The back cover was a single photograph of a chair. Just a chair, nothing more. A purple, plush armchair with smooth, rounded edges and tufted back. I fell in love in an instant. I’d never seen such a gorgeous creation in my entire life. Somehow I convinced myself that a chair like that would mean that life was okay. That we were normal and our house was normal and everything that happened within our walls was normal. Because to have a chair like that in your house, you’d have to be normal. You’d have to be something that looked entirely different than what we were.

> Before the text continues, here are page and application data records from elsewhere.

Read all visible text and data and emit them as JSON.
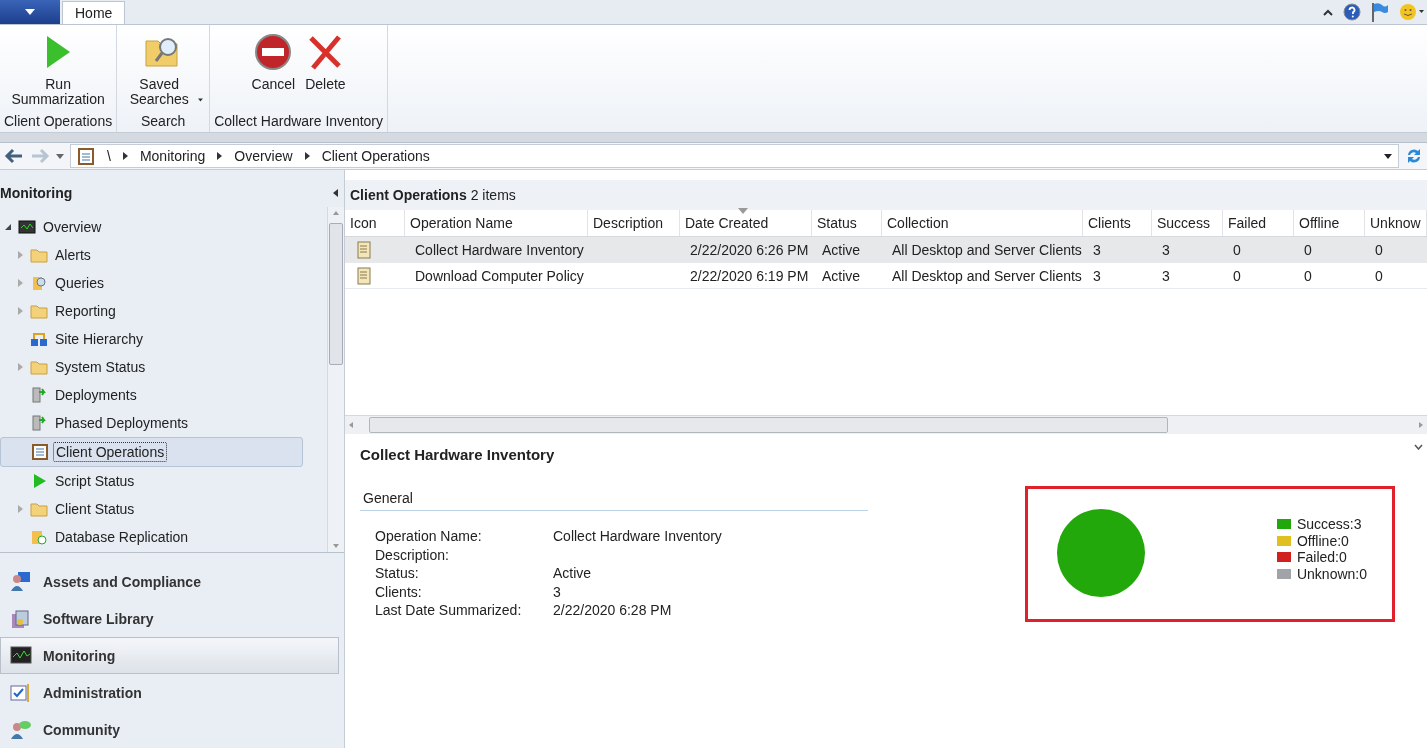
{
  "ribbon_tabs": [
    {
      "label": "Home",
      "selected": true
    }
  ],
  "ribbon_groups": [
    {
      "label": "Client Operations",
      "buttons": [
        {
          "label": "Run Summarization",
          "dropdown": false
        }
      ]
    },
    {
      "label": "Search",
      "buttons": [
        {
          "label": "Saved Searches",
          "dropdown": true
        }
      ]
    },
    {
      "label": "Collect Hardware Inventory",
      "buttons": [
        {
          "label": "Cancel",
          "dropdown": false
        },
        {
          "label": "Delete",
          "dropdown": false
        }
      ]
    }
  ],
  "breadcrumb": [
    "\\",
    "Monitoring",
    "Overview",
    "Client Operations"
  ],
  "navigation": {
    "title": "Monitoring",
    "tree": [
      {
        "label": "Overview",
        "expanded": true,
        "selected": false,
        "children": [
          {
            "label": "Alerts",
            "expanded": false,
            "selected": false
          },
          {
            "label": "Queries",
            "expanded": false,
            "selected": false
          },
          {
            "label": "Reporting",
            "expanded": false,
            "selected": false
          },
          {
            "label": "Site Hierarchy",
            "selected": false
          },
          {
            "label": "System Status",
            "expanded": false,
            "selected": false
          },
          {
            "label": "Deployments",
            "selected": false
          },
          {
            "label": "Phased Deployments",
            "selected": false
          },
          {
            "label": "Client Operations",
            "selected": true
          },
          {
            "label": "Script Status",
            "selected": false
          },
          {
            "label": "Client Status",
            "expanded": false,
            "selected": false
          },
          {
            "label": "Database Replication",
            "selected": false
          }
        ]
      }
    ],
    "workspaces": [
      {
        "label": "Assets and Compliance",
        "selected": false
      },
      {
        "label": "Software Library",
        "selected": false
      },
      {
        "label": "Monitoring",
        "selected": true
      },
      {
        "label": "Administration",
        "selected": false
      },
      {
        "label": "Community",
        "selected": false
      }
    ]
  },
  "list": {
    "title": "Client Operations",
    "count": "2 items",
    "columns": [
      {
        "label": "Icon",
        "sorted": false
      },
      {
        "label": "Operation Name",
        "sorted": false
      },
      {
        "label": "Description",
        "sorted": false
      },
      {
        "label": "Date Created",
        "sorted": true
      },
      {
        "label": "Status",
        "sorted": false
      },
      {
        "label": "Collection",
        "sorted": false
      },
      {
        "label": "Clients",
        "sorted": false
      },
      {
        "label": "Success",
        "sorted": false
      },
      {
        "label": "Failed",
        "sorted": false
      },
      {
        "label": "Offline",
        "sorted": false
      },
      {
        "label": "Unknow",
        "sorted": false
      }
    ],
    "rows": [
      {
        "selected": true,
        "cells": [
          "",
          "Collect Hardware Inventory",
          "",
          "2/22/2020 6:26 PM",
          "Active",
          "All Desktop and Server Clients",
          "3",
          "3",
          "0",
          "0",
          "0"
        ]
      },
      {
        "selected": false,
        "cells": [
          "",
          "Download Computer Policy",
          "",
          "2/22/2020 6:19 PM",
          "Active",
          "All Desktop and Server Clients",
          "3",
          "3",
          "0",
          "0",
          "0"
        ]
      }
    ]
  },
  "details": {
    "title": "Collect Hardware Inventory",
    "section": "General",
    "fields": [
      {
        "label": "Operation Name:",
        "value": "Collect Hardware Inventory"
      },
      {
        "label": "Description:"
      },
      {
        "label": "Status:",
        "value": "Active"
      },
      {
        "label": "Clients:",
        "value": "3"
      },
      {
        "label": "Last Date Summarized:",
        "value": "2/22/2020 6:28 PM"
      }
    ],
    "chart_data": {
      "type": "pie",
      "values": [
        100,
        0,
        0,
        0
      ]
    },
    "legend": [
      {
        "label": "Success:3",
        "color": "#22a80a"
      },
      {
        "label": "Offline:0",
        "color": "#e0c020"
      },
      {
        "label": "Failed:0",
        "color": "#d02020"
      },
      {
        "label": "Unknown:0",
        "color": "#a0a4a8"
      }
    ]
  }
}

I still have that catalog, tucked away somewhere in a box in the attic. I don’t look at it, but I know it’s there. In a way, that’s just like this time in our lives. We don’t talk about it, but it’s there all the same. The day after your fight with Uncle F, you and Mom called me into the kitchen and you told me that you hadn’t pushed me that night. I must have fallen. You would never push me, you said. You loved me.
I listened to you talk, with Mom hovering so close by, and I thought about what had happened that night under that impenetrably dark sky. I don’t know, still to this day, whether you pushed me that night or not. And honestly, Dad, you were so drunk that I don’t know if you would have known either. But I know that you meant what you said the next day. You loved me, and you would never, knowingly, hurt me.
I have spent an immeasurable amount of time since that day trying to remember what exactly happened in the moment that I went from standing between you to lying on the ground. I want to remember it, like I remember everything else about that night. But I can’t. Whatever happened is gone, buried somewhere deep and inaccessible. I have wondered what it would change if I remembered the event in its entirety. Now the question is null and void, because you don’t remember this event at all. It’s been washed clean by the stroke, and with it, I’ve been given a permission of sorts to make the night whatever I need it to be, for myself.
So this is what I’ve decided, Dad.
I have decided that this was a dark night. It was a night in which things happened that I don’t fully understand. A night in which we changed the course of our lives in Columbia. It was a night in which you hurt me in the same breath that you admitted truths you otherwise wouldn’t speak. And in doing so, you gave me something to cling to.
When I think about these years now, Dad, I want so badly to reach my hands down into this clay we call our lives and pluck out all the bits of brokenness that stab and scratch us. I want to mold us into something with smooth, rounded edges. Something with soft colors and a voice that has no cause for screaming. Something that loves without need for forgiveness. Something that looks entirely different than what we are.
But this isn’t possible. I know this now. You must love all the roughness, all the tears and wrinkles and abnormalities, the muddled history that you don’t understand or even know, because this is what makes us who we are. And even though I knew that then, Dad, I didn’t want to hear it. I wanted to stare at the gentle curve of that purple chair, let slip the confusion in my mind over nights and mornings I didn’t understand, and dream.